What had happened? The mind had indeed affected the bodies of the men in the study to an astonishing degree, Langer concluded, not as a result of anything paranormal or metaphysical but because of the cues we use to mark time. Time, for Langer, was a human construct as, at least partly, was the sum total of the physical symptoms we’d come to identify as aging. Change the cues, and all of a sudden biology isn’t destiny. a prematurely bald man looking in a mirror every day, she surmised, might logically assume he was older than a non-bald man (baldness being a cue for age), which meant he might actually age more quickly. An experiment she subsequently did showed that prematurely bald men had a greater chance of being diagnosed with prostate cancer or suffering from coronary heart disease than the average. It occurred to Langer that clothes were also age-related cues — so wouldn’t a middle-aged person who wore a uniform to work every day age more “slowly” than a peer who wore their own, ever changing with the fashion, clothes to work? Examining morbidity data from over 200 professions, she discovered that uniformed workers had  better health, lost fewer days to illness  or injury and suffered from fewer chronic conditions than non-uniformed workers in the same salary bracket. (The “uniform effect” increased the higher the income bracket — the more money someone had to buy clothes, the more often they experienced age related cues that told them they were getting older.)

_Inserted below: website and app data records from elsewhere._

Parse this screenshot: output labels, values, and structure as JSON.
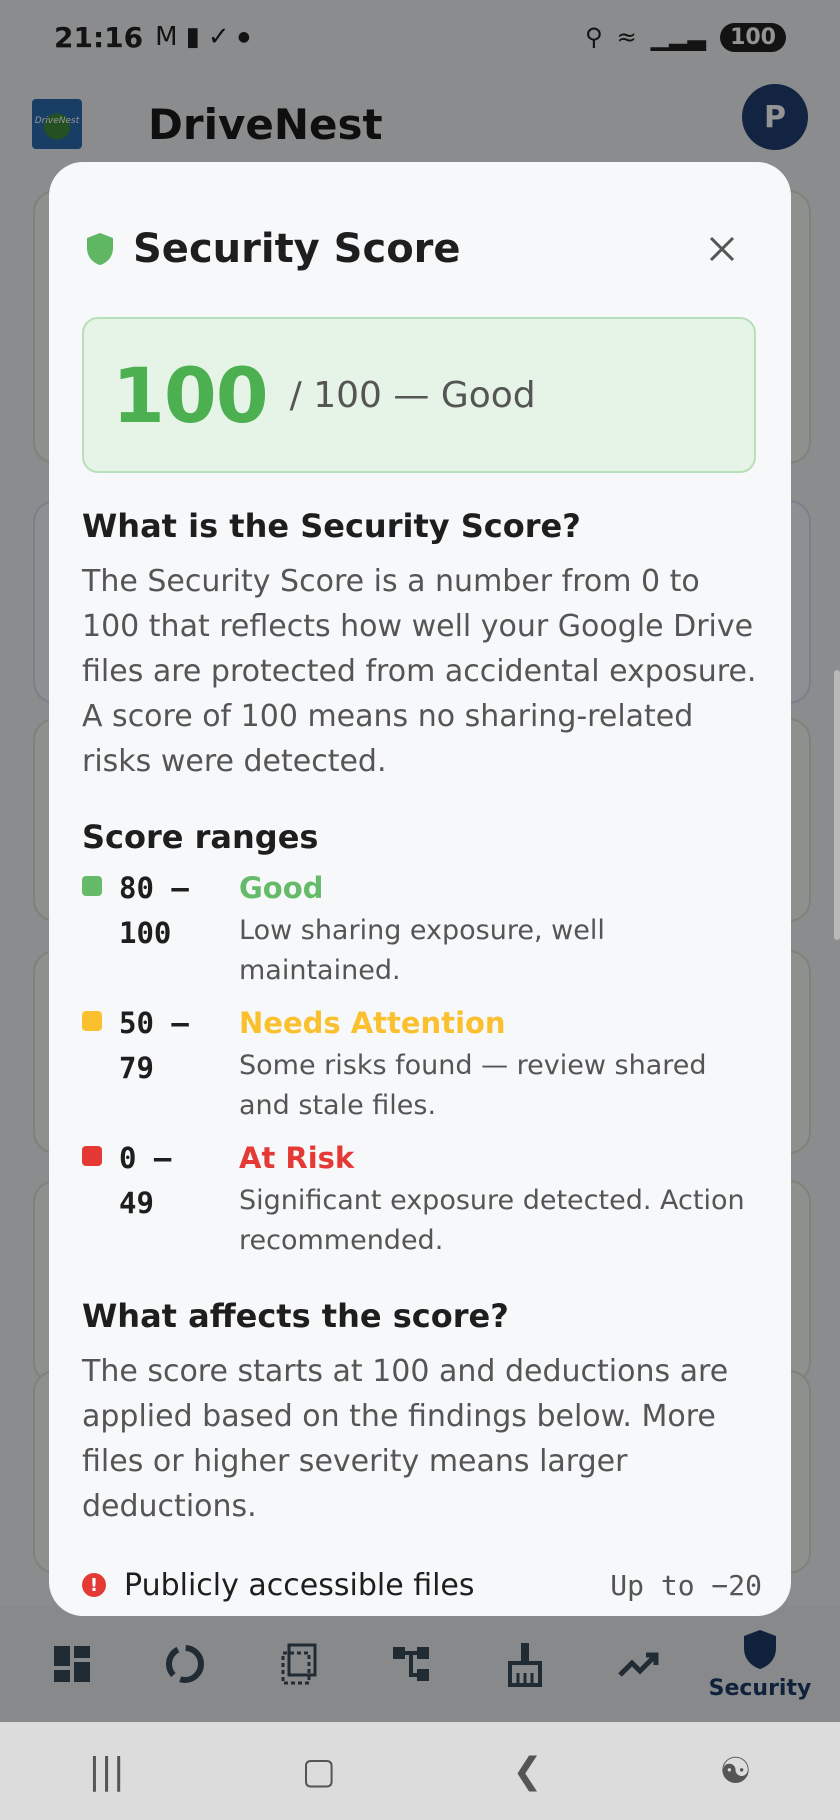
{
  "status_bar": {
    "time": "21:16",
    "icons": [
      "gmail-icon",
      "bag-icon",
      "check-circle-icon",
      "dot-icon"
    ],
    "right_icons": [
      "key-icon",
      "wifi-icon",
      "signal-icon"
    ],
    "battery": "100"
  },
  "app": {
    "title": "DriveNest",
    "logo_text": "DriveNest",
    "avatar_initial": "P"
  },
  "bottom_nav": {
    "items": [
      {
        "icon": "dashboard-icon",
        "label": ""
      },
      {
        "icon": "activity-icon",
        "label": ""
      },
      {
        "icon": "files-icon",
        "label": ""
      },
      {
        "icon": "sharing-tree-icon",
        "label": ""
      },
      {
        "icon": "broom-icon",
        "label": ""
      },
      {
        "icon": "trend-icon",
        "label": ""
      },
      {
        "icon": "shield-icon",
        "label": "Security"
      }
    ]
  },
  "dialog": {
    "title": "Security Score",
    "score": "100",
    "score_rest": "/ 100  —  Good",
    "what_title": "What is the Security Score?",
    "what_text": "The Security Score is a number from 0 to 100 that reflects how well your Google Drive files are protected from accidental exposure. A score of 100 means no sharing-related risks were detected.",
    "ranges_title": "Score ranges",
    "ranges": [
      {
        "range": "80 –\n100",
        "label": "Good",
        "desc": "Low sharing exposure, well maintained.",
        "color": "#66bb6a"
      },
      {
        "range": "50 –\n79",
        "label": "Needs Attention",
        "desc": "Some risks found — review shared and stale files.",
        "color": "#fbc02d"
      },
      {
        "range": "0 –\n49",
        "label": "At Risk",
        "desc": "Significant exposure detected. Action recommended.",
        "color": "#e53935"
      }
    ],
    "affects_title": "What affects the score?",
    "affects_text": "The score starts at 100 and deductions are applied based on the findings below. More files or higher severity means larger deductions.",
    "finding": {
      "label": "Publicly accessible files",
      "value": "Up to −20"
    }
  }
}
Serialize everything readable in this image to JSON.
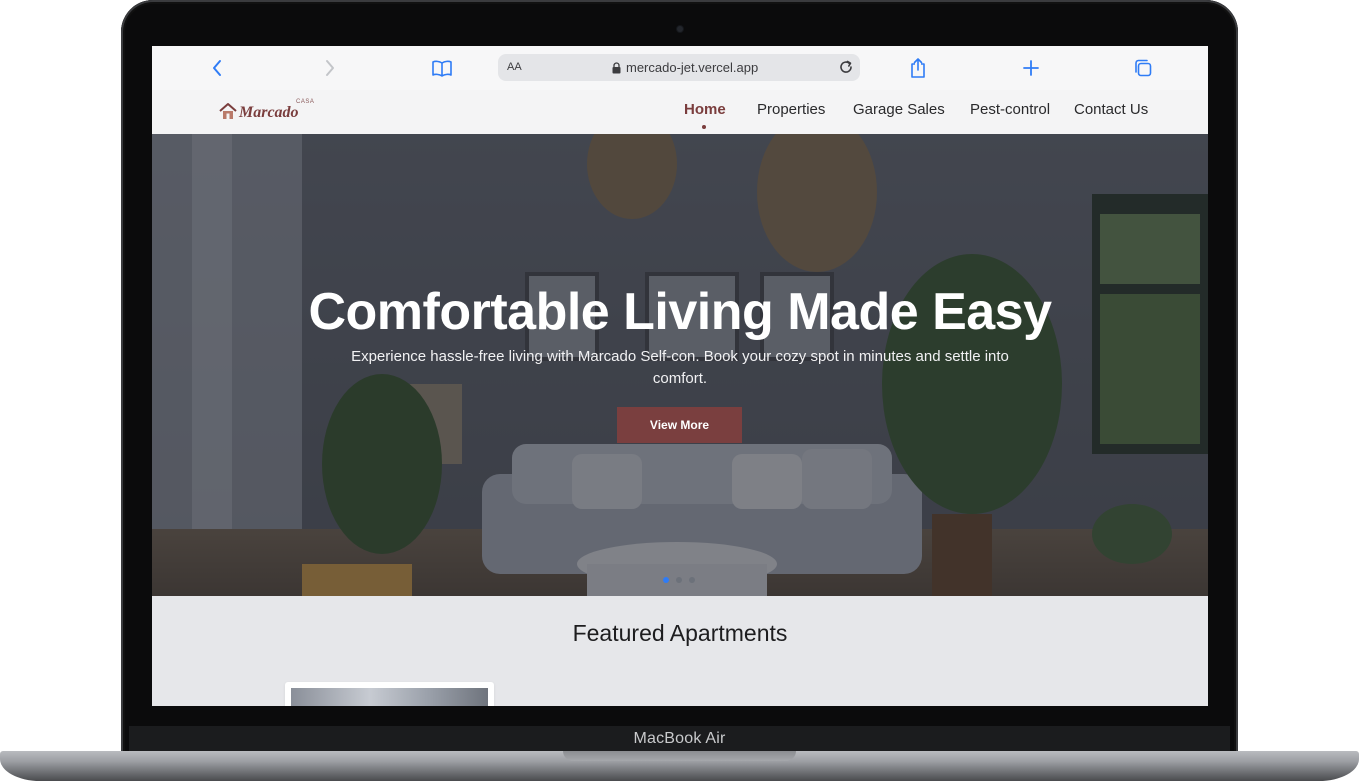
{
  "device": {
    "label": "MacBook Air"
  },
  "browser": {
    "text_size_label": "AA",
    "url": "mercado-jet.vercel.app",
    "icons": [
      "chevron-left-icon",
      "chevron-right-icon",
      "book-icon",
      "lock-icon",
      "reload-icon",
      "share-icon",
      "plus-icon",
      "tabs-icon"
    ]
  },
  "site": {
    "logo": {
      "text": "Marcado",
      "sup": "CASA"
    },
    "nav": [
      {
        "label": "Home",
        "active": true
      },
      {
        "label": "Properties",
        "active": false
      },
      {
        "label": "Garage Sales",
        "active": false
      },
      {
        "label": "Pest-control",
        "active": false
      },
      {
        "label": "Contact Us",
        "active": false
      }
    ],
    "hero": {
      "title": "Comfortable Living Made Easy",
      "subtitle": "Experience hassle-free living with Marcado Self-con. Book your cozy spot in minutes and settle into comfort.",
      "button_label": "View More",
      "slides": 3,
      "active_slide": 1
    },
    "featured": {
      "title": "Featured Apartments"
    }
  },
  "colors": {
    "brand": "#7a3d3d",
    "button": "#7a3f3f",
    "browser_accent": "#2f7cf6",
    "active_dot": "#2f7cf6"
  }
}
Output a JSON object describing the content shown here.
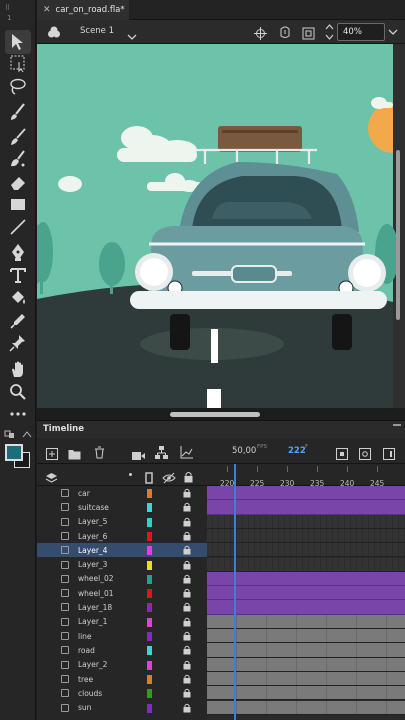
{
  "document": {
    "tab_title": "car_on_road.fla*",
    "scene_label": "Scene 1",
    "zoom_value": "40%"
  },
  "tools": [
    {
      "name": "selection-tool-icon",
      "selected": true
    },
    {
      "name": "free-transform-tool-icon"
    },
    {
      "name": "lasso-tool-icon"
    },
    {
      "name": "paint-brush-tool-icon"
    },
    {
      "name": "brush-tool-icon"
    },
    {
      "name": "fluid-brush-tool-icon"
    },
    {
      "name": "eraser-tool-icon"
    },
    {
      "name": "rectangle-tool-icon"
    },
    {
      "name": "line-tool-icon"
    },
    {
      "name": "pen-tool-icon"
    },
    {
      "name": "text-tool-icon"
    },
    {
      "name": "paint-bucket-tool-icon"
    },
    {
      "name": "eyedropper-tool-icon"
    },
    {
      "name": "pin-tool-icon"
    },
    {
      "name": "hand-tool-icon"
    },
    {
      "name": "zoom-tool-icon"
    },
    {
      "name": "more-tools-icon"
    }
  ],
  "colors": {
    "stroke": "#1e6b7a",
    "fill": "#1a1a1a",
    "accent": "#3d7fd4",
    "stage_bg": "#6cc3aa",
    "tween_purple": "#7a45a8"
  },
  "timeline": {
    "panel_title": "Timeline",
    "fps_value": "50,00",
    "fps_unit": "FPS",
    "current_frame": "222",
    "frame_unit": "F",
    "ruler_ticks": [
      "220",
      "225",
      "230",
      "235",
      "240",
      "245"
    ],
    "layers": [
      {
        "name": "car",
        "color": "#e07b1f",
        "active": false,
        "track": "purple"
      },
      {
        "name": "suitcase",
        "color": "#3fd4d4",
        "active": false,
        "track": "purple"
      },
      {
        "name": "Layer_5",
        "color": "#2dd2c8",
        "active": false,
        "track": "dark"
      },
      {
        "name": "Layer_6",
        "color": "#e0141e",
        "active": false,
        "track": "dark"
      },
      {
        "name": "Layer_4",
        "color": "#e040e0",
        "active": true,
        "track": "dark"
      },
      {
        "name": "Layer_3",
        "color": "#e8e020",
        "active": false,
        "track": "dark"
      },
      {
        "name": "wheel_02",
        "color": "#1fa58f",
        "active": false,
        "track": "purple"
      },
      {
        "name": "wheel_01",
        "color": "#e0141e",
        "active": false,
        "track": "purple"
      },
      {
        "name": "Layer_18",
        "color": "#8a25c8",
        "active": false,
        "track": "purple"
      },
      {
        "name": "Layer_1",
        "color": "#e040e0",
        "active": false,
        "track": "grey"
      },
      {
        "name": "line",
        "color": "#8a25c8",
        "active": false,
        "track": "grey"
      },
      {
        "name": "road",
        "color": "#3fd4d4",
        "active": false,
        "track": "grey"
      },
      {
        "name": "Layer_2",
        "color": "#e040e0",
        "active": false,
        "track": "grey"
      },
      {
        "name": "tree",
        "color": "#e07b1f",
        "active": false,
        "track": "grey"
      },
      {
        "name": "clouds",
        "color": "#28a028",
        "active": false,
        "track": "grey"
      },
      {
        "name": "sun",
        "color": "#8a25c8",
        "active": false,
        "track": "grey"
      }
    ]
  }
}
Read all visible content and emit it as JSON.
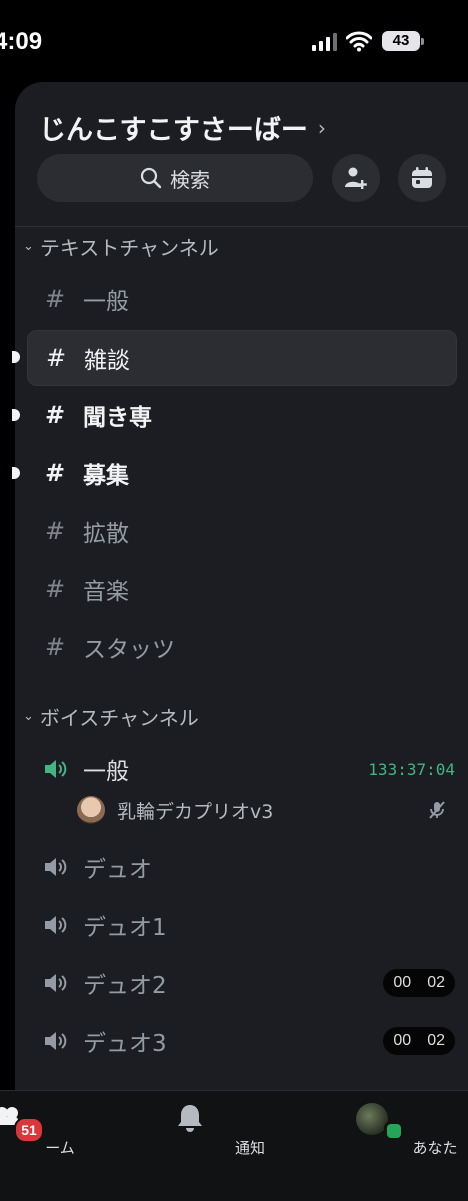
{
  "status_bar": {
    "time": "4:09",
    "battery": "43"
  },
  "server": {
    "name": "じんこすこすさーばー",
    "search_label": "検索"
  },
  "categories": {
    "text": "テキストチャンネル",
    "voice": "ボイスチャンネル"
  },
  "text_channels": [
    {
      "name": "一般",
      "state": "read"
    },
    {
      "name": "雑談",
      "state": "selected"
    },
    {
      "name": "聞き専",
      "state": "unread"
    },
    {
      "name": "募集",
      "state": "unread"
    },
    {
      "name": "拡散",
      "state": "read"
    },
    {
      "name": "音楽",
      "state": "read"
    },
    {
      "name": "スタッツ",
      "state": "read"
    }
  ],
  "voice_channels": [
    {
      "name": "一般",
      "timer": "133:37:04",
      "active": true
    },
    {
      "name": "デュオ"
    },
    {
      "name": "デュオ1"
    },
    {
      "name": "デュオ2",
      "pill": [
        "00",
        "02"
      ]
    },
    {
      "name": "デュオ3",
      "pill": [
        "00",
        "02"
      ]
    }
  ],
  "voice_member": {
    "name": "乳輪デカプリオv3",
    "muted": true
  },
  "tabbar": {
    "home_label": "ーム",
    "home_badge": "51",
    "notifications_label": "通知",
    "you_label": "あなた"
  },
  "colors": {
    "accent_green": "#43b581",
    "badge_red": "#da373c",
    "online": "#23a55a"
  }
}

So far no one has commercialized Ellen Langer’s time-travel approach to anti-aging, the way yoga and meditation have been packaged. If they did, it might work something like this: You and your oldest wardrobe check in to the Counter-Clockwise Spa, where, instead of starving yourself or exercising from dawn to dusk, you simply live the way you did in 1990 or 1980 or 1970. You eat the way you did then, watch the same shows you did then, read the same books, engage in the same arguments and also have — as every one of Langer’s original subject group reported — fun.

Until someone does open such a spa though, we’ll have to make do with the valuable jolts of counter-clockwise therapy readily available: adult standard radio stations, like our own AM740, re-broadcasts of classic sit-coms and classic cars. Who would have thought that listening to “oldies but goldies” could be so transformative or that the boomer addiction to nostalgia that so many of the younger generation find insufferable, actually works to — horror of horrors — keep us youthful. More important, the rejuvenation involved has nothing to do with endorsing today’s pervasive youth cult but with using our own histories to let us deal more gracefully and comfortably with the inevitability of aging. It highlights the possibility of a new and more dynamic view of aging.

The implications are revolutionary. Yes, there is a way to turn back the clock with dignity, one that has solid scientific credentials and doesn’t involve being a triathlete on the one hand or an ascetic on the other. We simply have to live like our younger selves, replacing present-day cues that insist we’re aging with 20-year-old cues that tell us otherwise. Even more groundbreaking is the possibility that aging’s “inevitable” deterioration is partly a result of our own expectations — we help create the idea that old age equals feebleness ourselves, and wrap ourselves in its straight-jacket. Maybe it’s time to break free.

Moses’ Zoomer Philosophy — which launched in ZOOMER Magazine in October 2009 — is a series of monthly essays on age and aging, and the secrets and the science to living better, longer, healthier and happier lives. The first volume of his collection is now available in e-book format on the Kobo Books website.  Click here for more information.